  1. LXX is not followed by many ancient versions (Aquila, Symmachus, Quinta, Sexta, Jerome's Psalterium Gallicanum, and Vetus Latina1). In addition to this, the differences between the translations differing from MT give the impression that they are conjectures. Bäthgen suggests that they are nevertheless correct conjectures.

  2. The switch is certainly jarring, though not impossible. According to Tromp, it is not uncommon in emotional style. In this case, it may be the result of the combination of enallage and an apostrophe, occurring at some stage in the text's early history (the option preferred by Tromp).

  3. MT has the lectio difficilior, in which the translators have attempted “to simplify the text by employing [a] contextually more fitting lexical, grammatical, and stylistic form" (Barthélemy).

  4. Tromp adduces Akkadian parallels to argue that the idiom does not have to be liturgical and adds that “the position of 'Jacob' in this verse is a peculiar one indeed.” He does not, however, explain why.

Does anyone have any views on this?

The English translations are as varied as the ancient versions:

ESV and NRSV follow LXX by eliminating the suffix and adding "God of": "who seek the face of the God of Jacob"

NASB follows MT and sees Jacob as the subject of the participles: "Who seek Your face—even Jacob."

This is essentially the same as the NET's paraphrase of the whole line: "Such purity characterizes the people who seek his favor, Jacob’s descendants, who pray to him."

My favourite is the good old KJV, which, like the NASB follows MT, but translates Jacob in the vocative (cf. Andersen-Forbes Phrase Marker Analysis): "that seek thy face, O Jacob."


J. K. Gayle said...

Great post! What a terrific problem and a nice presentation of the renderings (as if these are solutions).

I like your "favourite. . . the good old KJV" translating "Jacob in the vocative."

But I like Robert Alter's translation even better, in the vocative but ambiguously in the vocative (is it God or Jacob? "His"? "your"?):

"This is the generation of His seekers,
those who search out your presence, Jacob."

J. K. Gayle said...

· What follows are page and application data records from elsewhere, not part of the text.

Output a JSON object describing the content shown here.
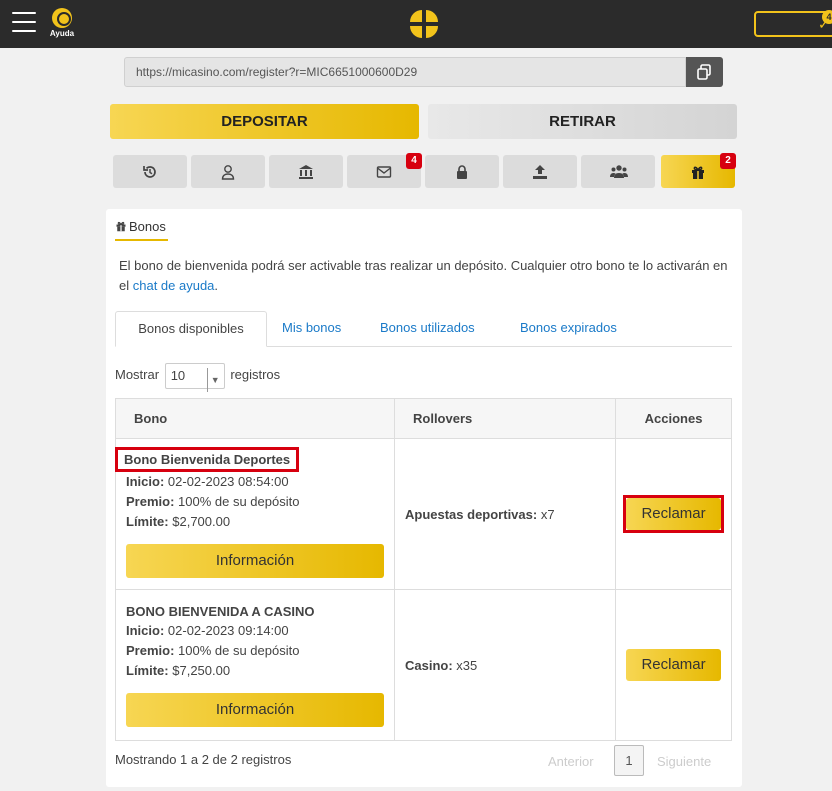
{
  "header": {
    "help_label": "Ayuda",
    "notif_count": "4"
  },
  "referral": {
    "url": "https://micasino.com/register?r=MIC6651000600D29"
  },
  "actions": {
    "deposit": "DEPOSITAR",
    "withdraw": "RETIRAR"
  },
  "icon_tabs": [
    {
      "icon": "history-icon"
    },
    {
      "icon": "user-icon"
    },
    {
      "icon": "bank-icon"
    },
    {
      "icon": "mail-icon",
      "badge": "4"
    },
    {
      "icon": "lock-icon"
    },
    {
      "icon": "upload-icon"
    },
    {
      "icon": "users-icon"
    },
    {
      "icon": "gift-icon",
      "badge": "2"
    }
  ],
  "bonos": {
    "section_title": "Bonos",
    "intro_text": "El bono de bienvenida podrá ser activable tras realizar un depósito. Cualquier otro bono te lo activarán en el ",
    "intro_link": "chat de ayuda",
    "intro_end": ".",
    "tabs": [
      "Bonos disponibles",
      "Mis bonos",
      "Bonos utilizados",
      "Bonos expirados"
    ],
    "show_label": "Mostrar",
    "show_value": "10",
    "records_label": "registros",
    "columns": [
      "Bono",
      "Rollovers",
      "Acciones"
    ],
    "rows": [
      {
        "name": "Bono Bienvenida Deportes",
        "start_label": "Inicio:",
        "start": "02-02-2023 08:54:00",
        "prize_label": "Premio:",
        "prize": "100% de su depósito",
        "limit_label": "Límite:",
        "limit": "$2,700.00",
        "info": "Información",
        "rollover_label": "Apuestas deportivas:",
        "rollover": "x7",
        "claim": "Reclamar"
      },
      {
        "name": "BONO BIENVENIDA A CASINO",
        "start_label": "Inicio:",
        "start": "02-02-2023 09:14:00",
        "prize_label": "Premio:",
        "prize": "100% de su depósito",
        "limit_label": "Límite:",
        "limit": "$7,250.00",
        "info": "Información",
        "rollover_label": "Casino:",
        "rollover": "x35",
        "claim": "Reclamar"
      }
    ],
    "info_text": "Mostrando 1 a 2 de 2 registros",
    "pager": {
      "prev": "Anterior",
      "page": "1",
      "next": "Siguiente"
    }
  },
  "colors": {
    "accent": "#e6b800",
    "topbar": "#2b2b2b",
    "highlight": "#d7000f",
    "link": "#1a7ac8"
  }
}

ζητούντων τὸ πρόσωπον τοῦ θεοῦ Ιακωβ

in the LXX seems to me also to be ambiguous, with the addition. Does the Greek word order really disambiguate the genitive construct there? Couldn't a reader take either noun as head in the phrase? Or couldn't the two genitive nouns be interpreted appositively?

Reminds me much of the opener to the epistle of James:

Ἰάκωβος θεοῦ καὶ κυρίου Ἰησοῦ Χριστοῦ δοῦλος

Phil Sumpter said...

Thanks, for your feedback!

- Re: Alter, yes, I guess that may be the best option, i.e. maintaining the ambiguity. The question is whether this ambiguity was intentional or not. I find it odd that Alter does not comment on this verse. I'll post at some point on why Tromp opts for the KJV rather than NET or NASB.

- Good point about the LXX ... Logo's morphology tags Ιακωβ as a genetive, though I don't see why this necessarily has to be the case.

- Thanks for the link. I have to admit, the first gut translation I thought of was "James, of God and the Lord Jesus Christ, a slave," which seems (syntically) to be pretty much what you have translated ...

Kevin P. Edgecomb said...

Another reading:

"...those seeking Your face: Jacob."

That is, Jacob/Israel is "those seeking" the face of God, as a corporate entity. They all spring from Jacob, after all.

It is awkward, though. And while awkward is a characteristic of lectio difficilior, so it is also a characteristic of every mistake. The line is hard to draw.

Good luck on your hunt!

Phil Sumpter said...

Thanks Kevin,

Tromp rejects this option in his article for the same reason: it's awkward right at the end of the sentence like that. There is also disagreement among commentators on how exactly such a syntactic solution ought to be understood: does it mean "... i.e. Jacob" or " ... are Jacob." In other words, is Jacob the subject of the participles or vice versa.

In addition to this, the meaning would be awkward. The concept of "the true Jacob" doesn't fit here (according to Tromp) and there is not warrent for assuming that Jacob was understood to actually fulfil the requirements of vv. 3-5.

Finally, the 2nd pers. suffix seems to require a vocative.

Do tell me if these arguments are weak.